Saturday morning we ventured to Bass Head Lighthouse for the iconic shot most lighthouse lovers have seen. But it was raining, and the only way to get that shot was to scramble over these rocks. Some in our group did…

…but I was terrified of breaking something — my camera, my leg, my hip — and/or plunging into the angry ocean beow; so I settled for a truncated view of the lighthouse and gave it a vintage postcard treatment in post processing..

The rain let up while we drove to the fishing village of Bernard, hoping to have a lobster roll at Thurston’s Pound. But it had just closed for the season, so we schlepped through the drizzle to capture what we could of this iconic town, deserted except for one lobster boat unloading its catch.

Tune in later for more from Sieur de Monts Nature Center, and Jordan Lake.

Gifts from the Pandemic

Living in New England is truly a gift during these days of the coronavirus. While Connecticut’s governor doesn’t get the publicity accorded some of our neighboring states, I’d say he’s done a pretty good job managing this outbreak (even though at this writing some in the state are freaking out that our positivity rate has leapt to 3%, the highest since June).

One step he and neighboring governors have taken has been identifying states with large outbreaks and requiring that people coming here from those states quarantine. The net result is that I, along with virtually everyone I know, haven’t ventured out of New England.

The gift in that has been the chance to discover the beauty all around us: from Maine’s rocky coastline to the sweeping sands of Cape Cod and the (usually) quiet tides along Long Island Sound; vast expanses of woodlands, vibrant in the spring with new green and flowering trees, and a riot of color in autumn.

I’ve been hiking a lot more lately, discovering magic close to home and clinging to these waning days of autumn. All of these images are from JB Williams Park, just a mile or so from my house.

I know several people who have used their confinement productively to clean out closets and basements. I figure there’s plenty of time for that when the dark, grey days of November are upon us. Meanwhile, our lovely fall weather has given me the gift of not feeling guilty about that now!

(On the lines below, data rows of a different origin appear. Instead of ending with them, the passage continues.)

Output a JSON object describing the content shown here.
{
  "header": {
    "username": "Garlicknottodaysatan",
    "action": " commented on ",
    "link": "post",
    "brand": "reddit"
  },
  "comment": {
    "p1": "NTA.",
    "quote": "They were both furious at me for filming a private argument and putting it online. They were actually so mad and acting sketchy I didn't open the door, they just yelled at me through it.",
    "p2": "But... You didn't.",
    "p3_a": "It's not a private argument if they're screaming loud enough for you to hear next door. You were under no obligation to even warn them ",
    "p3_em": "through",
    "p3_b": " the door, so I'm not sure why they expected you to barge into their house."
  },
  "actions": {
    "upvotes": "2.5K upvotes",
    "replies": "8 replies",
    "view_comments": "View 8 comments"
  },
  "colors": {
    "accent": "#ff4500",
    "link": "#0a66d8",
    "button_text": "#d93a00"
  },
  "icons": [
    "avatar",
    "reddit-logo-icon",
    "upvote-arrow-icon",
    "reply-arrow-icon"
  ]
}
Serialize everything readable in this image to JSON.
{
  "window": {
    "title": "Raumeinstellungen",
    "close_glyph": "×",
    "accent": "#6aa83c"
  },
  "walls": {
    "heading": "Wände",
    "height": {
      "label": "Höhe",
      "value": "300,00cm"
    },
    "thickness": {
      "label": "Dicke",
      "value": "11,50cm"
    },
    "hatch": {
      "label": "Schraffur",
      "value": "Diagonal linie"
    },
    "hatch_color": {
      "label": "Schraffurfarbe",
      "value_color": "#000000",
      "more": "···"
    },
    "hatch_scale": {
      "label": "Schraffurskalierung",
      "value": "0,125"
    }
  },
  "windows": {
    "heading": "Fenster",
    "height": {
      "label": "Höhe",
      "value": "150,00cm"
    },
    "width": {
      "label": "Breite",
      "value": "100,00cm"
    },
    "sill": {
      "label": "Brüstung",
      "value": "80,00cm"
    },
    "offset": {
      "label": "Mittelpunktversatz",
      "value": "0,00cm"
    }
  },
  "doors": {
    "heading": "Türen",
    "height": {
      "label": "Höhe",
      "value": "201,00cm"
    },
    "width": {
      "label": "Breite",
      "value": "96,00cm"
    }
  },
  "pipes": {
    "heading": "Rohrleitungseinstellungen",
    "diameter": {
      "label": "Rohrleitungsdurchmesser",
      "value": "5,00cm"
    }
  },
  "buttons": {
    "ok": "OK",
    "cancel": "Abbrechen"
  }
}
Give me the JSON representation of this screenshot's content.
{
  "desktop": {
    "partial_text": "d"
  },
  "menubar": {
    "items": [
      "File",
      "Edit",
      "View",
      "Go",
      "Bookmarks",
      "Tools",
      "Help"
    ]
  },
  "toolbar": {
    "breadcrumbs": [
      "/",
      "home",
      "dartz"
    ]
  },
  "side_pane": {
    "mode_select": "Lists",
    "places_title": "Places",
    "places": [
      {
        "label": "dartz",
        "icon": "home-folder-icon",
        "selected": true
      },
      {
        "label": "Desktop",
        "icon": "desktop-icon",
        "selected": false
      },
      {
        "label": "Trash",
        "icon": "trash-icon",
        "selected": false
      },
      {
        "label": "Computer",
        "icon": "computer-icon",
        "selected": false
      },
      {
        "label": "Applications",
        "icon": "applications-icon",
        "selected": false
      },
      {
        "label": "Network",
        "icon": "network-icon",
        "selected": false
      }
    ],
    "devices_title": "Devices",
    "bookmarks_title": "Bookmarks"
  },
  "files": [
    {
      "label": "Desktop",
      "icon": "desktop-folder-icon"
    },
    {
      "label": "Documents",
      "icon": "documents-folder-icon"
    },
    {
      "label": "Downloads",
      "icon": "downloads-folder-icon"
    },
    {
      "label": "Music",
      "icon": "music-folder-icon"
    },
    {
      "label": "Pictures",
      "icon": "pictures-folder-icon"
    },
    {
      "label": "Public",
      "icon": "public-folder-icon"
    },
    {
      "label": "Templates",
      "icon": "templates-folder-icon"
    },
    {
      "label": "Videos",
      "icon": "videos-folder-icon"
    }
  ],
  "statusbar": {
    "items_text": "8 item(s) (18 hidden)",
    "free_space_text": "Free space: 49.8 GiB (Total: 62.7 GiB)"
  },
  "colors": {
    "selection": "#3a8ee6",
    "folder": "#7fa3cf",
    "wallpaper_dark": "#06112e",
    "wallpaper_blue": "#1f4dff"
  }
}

OLYMPUS DIGITAL CAMERA
OLYMPUS DIGITAL CAMERA
OLYMPUS DIGITAL CAMERA

The Last Hike

Since I only had a half day on Saturday, I opted for an easy-ish hike in Ashland, at Whitten Woods, which promised meadows and scenic vistas over the lakes.

The trail started immediately climbing gently through the woods and across a meadow of ferns bronzing in the autumn sun. For the first time all week I crossed paths with a few other hikers, including a two or three families with young kids.

About a half-mile in, the trail forks: to the left is the south loop, and to the right, the north, perfectly evoking Robert Frost. I chose the right, through the yellow birches.

OLYMPUS DIGITAL CAMERA

Up I climbed to the top of the loop. I’d been thinking about how few huge boulders there were on this trail, when suddenly a confusing tumble of them blocked my path. But I found my way, thanks to the frequent markers. Through the trees I caught glimpses of sky, thinking a panoramic vista would be just around the corner. Finally, the payoff came as I started downhill — a spectacular vista of Squam and Little Squam Lakes, with the White Mountains hazy in the distance.

It seems like the colors have changed dramatically in the past two days. This was by far the prettiest view I’ve seen all week. I wonder how many miles my Ahnu hiking shoes have taken me in the past three years?

I managed to escape New Hampshire without encountering any rabid Trump supporters (though there were a few pick-ups parked in fields with MAGA flags). The restaurants I frequented had strict mask protocols, and no one seemed bent out of shape about it. It felt perfectly safe to be hiking alone, though these days I worry about falling; but I was never without cell service. There are so many more trails to explore in this region — can’t wait to go back. All in all, this was a good way to break quarantine, if only briefly.